(Web page and app entries)
/---

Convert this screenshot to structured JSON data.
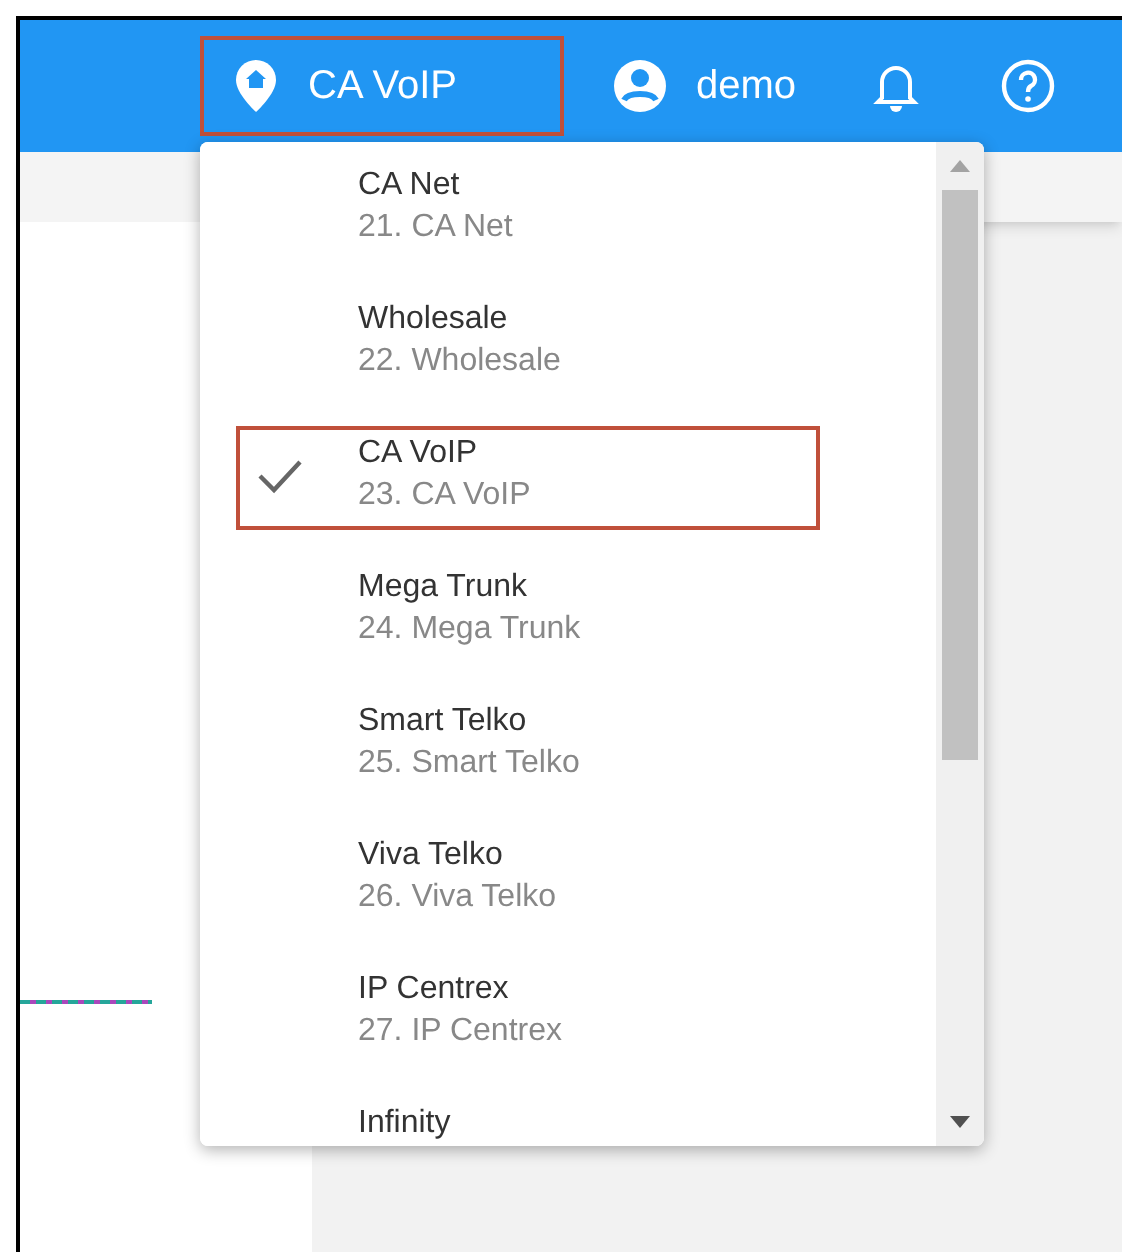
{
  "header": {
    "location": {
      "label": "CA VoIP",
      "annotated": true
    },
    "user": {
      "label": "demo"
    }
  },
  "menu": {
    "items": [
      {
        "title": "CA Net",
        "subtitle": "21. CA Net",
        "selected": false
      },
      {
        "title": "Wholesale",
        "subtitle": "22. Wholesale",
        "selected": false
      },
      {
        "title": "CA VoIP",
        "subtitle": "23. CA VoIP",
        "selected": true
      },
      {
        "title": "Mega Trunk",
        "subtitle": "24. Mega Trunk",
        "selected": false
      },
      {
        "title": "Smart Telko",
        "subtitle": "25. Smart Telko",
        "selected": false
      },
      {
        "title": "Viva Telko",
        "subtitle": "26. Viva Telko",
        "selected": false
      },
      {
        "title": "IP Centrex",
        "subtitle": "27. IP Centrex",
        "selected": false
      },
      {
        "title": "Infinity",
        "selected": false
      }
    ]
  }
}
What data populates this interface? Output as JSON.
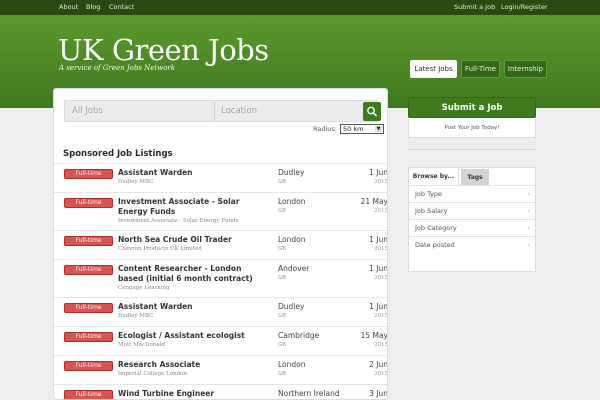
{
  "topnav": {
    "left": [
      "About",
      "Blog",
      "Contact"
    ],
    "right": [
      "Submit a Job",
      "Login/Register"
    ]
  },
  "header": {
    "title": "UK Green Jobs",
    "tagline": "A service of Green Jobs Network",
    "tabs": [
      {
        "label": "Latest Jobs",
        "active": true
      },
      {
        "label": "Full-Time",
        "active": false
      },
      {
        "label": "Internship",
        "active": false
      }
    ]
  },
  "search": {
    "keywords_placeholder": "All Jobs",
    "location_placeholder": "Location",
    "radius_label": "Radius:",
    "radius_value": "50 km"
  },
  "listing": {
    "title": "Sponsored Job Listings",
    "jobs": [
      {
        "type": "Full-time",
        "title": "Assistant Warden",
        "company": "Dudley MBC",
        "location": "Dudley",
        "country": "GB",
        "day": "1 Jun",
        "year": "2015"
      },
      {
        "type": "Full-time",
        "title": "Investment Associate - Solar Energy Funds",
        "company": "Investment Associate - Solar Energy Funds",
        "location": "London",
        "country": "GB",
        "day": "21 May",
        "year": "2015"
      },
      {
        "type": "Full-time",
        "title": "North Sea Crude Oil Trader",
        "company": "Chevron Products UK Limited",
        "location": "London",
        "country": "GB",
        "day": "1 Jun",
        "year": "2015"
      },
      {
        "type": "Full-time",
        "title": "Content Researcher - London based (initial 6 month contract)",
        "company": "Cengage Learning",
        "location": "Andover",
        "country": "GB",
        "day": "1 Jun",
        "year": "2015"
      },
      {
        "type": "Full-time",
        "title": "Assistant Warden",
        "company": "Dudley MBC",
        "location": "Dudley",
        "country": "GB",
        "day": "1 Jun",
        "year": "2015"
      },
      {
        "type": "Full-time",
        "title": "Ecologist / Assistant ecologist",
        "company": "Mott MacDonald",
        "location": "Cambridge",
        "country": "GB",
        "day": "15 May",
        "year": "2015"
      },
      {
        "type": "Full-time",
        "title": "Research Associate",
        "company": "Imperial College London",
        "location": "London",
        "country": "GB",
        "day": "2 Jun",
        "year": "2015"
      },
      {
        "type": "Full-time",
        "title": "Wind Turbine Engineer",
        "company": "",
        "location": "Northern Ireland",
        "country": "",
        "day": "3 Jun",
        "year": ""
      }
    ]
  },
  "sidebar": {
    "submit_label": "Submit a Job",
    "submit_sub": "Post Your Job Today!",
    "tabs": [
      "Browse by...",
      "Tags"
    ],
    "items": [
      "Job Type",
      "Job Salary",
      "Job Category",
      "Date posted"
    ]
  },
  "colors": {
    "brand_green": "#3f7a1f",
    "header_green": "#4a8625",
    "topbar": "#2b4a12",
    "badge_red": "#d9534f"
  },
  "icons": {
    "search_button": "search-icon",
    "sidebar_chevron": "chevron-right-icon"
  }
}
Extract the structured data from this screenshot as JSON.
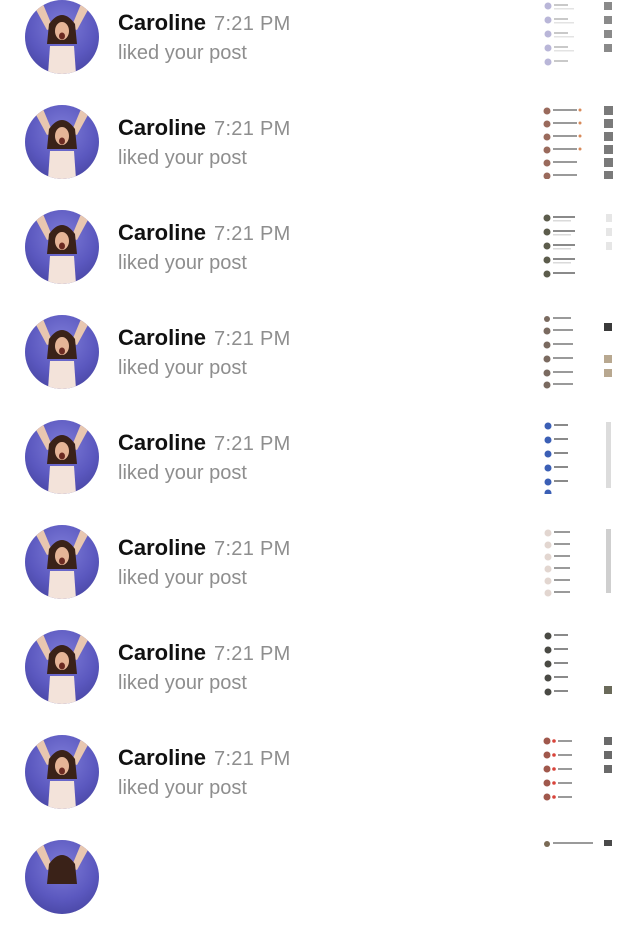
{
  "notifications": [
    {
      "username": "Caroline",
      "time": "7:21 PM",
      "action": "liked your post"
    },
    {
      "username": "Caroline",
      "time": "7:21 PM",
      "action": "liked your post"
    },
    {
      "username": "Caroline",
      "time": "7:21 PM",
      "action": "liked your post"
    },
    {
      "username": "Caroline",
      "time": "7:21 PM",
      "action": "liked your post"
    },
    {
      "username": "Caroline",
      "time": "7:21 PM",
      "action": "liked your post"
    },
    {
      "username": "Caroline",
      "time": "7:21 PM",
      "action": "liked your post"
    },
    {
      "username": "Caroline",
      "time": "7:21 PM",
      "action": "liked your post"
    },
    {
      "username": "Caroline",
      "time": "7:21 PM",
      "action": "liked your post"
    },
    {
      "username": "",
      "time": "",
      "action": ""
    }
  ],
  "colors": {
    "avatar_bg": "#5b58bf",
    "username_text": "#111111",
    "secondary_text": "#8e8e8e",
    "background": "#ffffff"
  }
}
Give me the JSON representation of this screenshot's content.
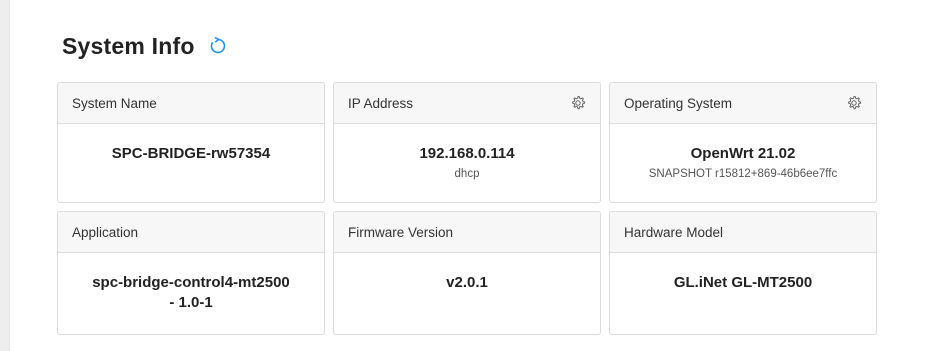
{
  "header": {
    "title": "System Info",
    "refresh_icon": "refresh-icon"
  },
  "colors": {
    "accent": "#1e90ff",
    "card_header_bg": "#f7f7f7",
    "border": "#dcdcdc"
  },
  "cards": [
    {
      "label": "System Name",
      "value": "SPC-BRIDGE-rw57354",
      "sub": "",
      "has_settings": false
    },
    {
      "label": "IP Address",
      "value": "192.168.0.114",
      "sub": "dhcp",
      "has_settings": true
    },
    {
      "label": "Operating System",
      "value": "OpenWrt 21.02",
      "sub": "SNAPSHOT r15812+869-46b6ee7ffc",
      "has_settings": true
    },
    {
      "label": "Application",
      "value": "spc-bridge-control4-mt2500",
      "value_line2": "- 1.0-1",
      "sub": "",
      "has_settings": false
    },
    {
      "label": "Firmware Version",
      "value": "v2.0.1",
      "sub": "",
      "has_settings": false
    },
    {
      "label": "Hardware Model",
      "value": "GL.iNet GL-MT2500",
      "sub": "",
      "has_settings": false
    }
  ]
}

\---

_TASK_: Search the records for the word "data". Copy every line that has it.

_ANSWER TO THIS PROBLEM_:
Convert this screenshot to structured JSON data.
What data populates this interface? Output as JSON.
Extract the structured data from this screenshot as JSON.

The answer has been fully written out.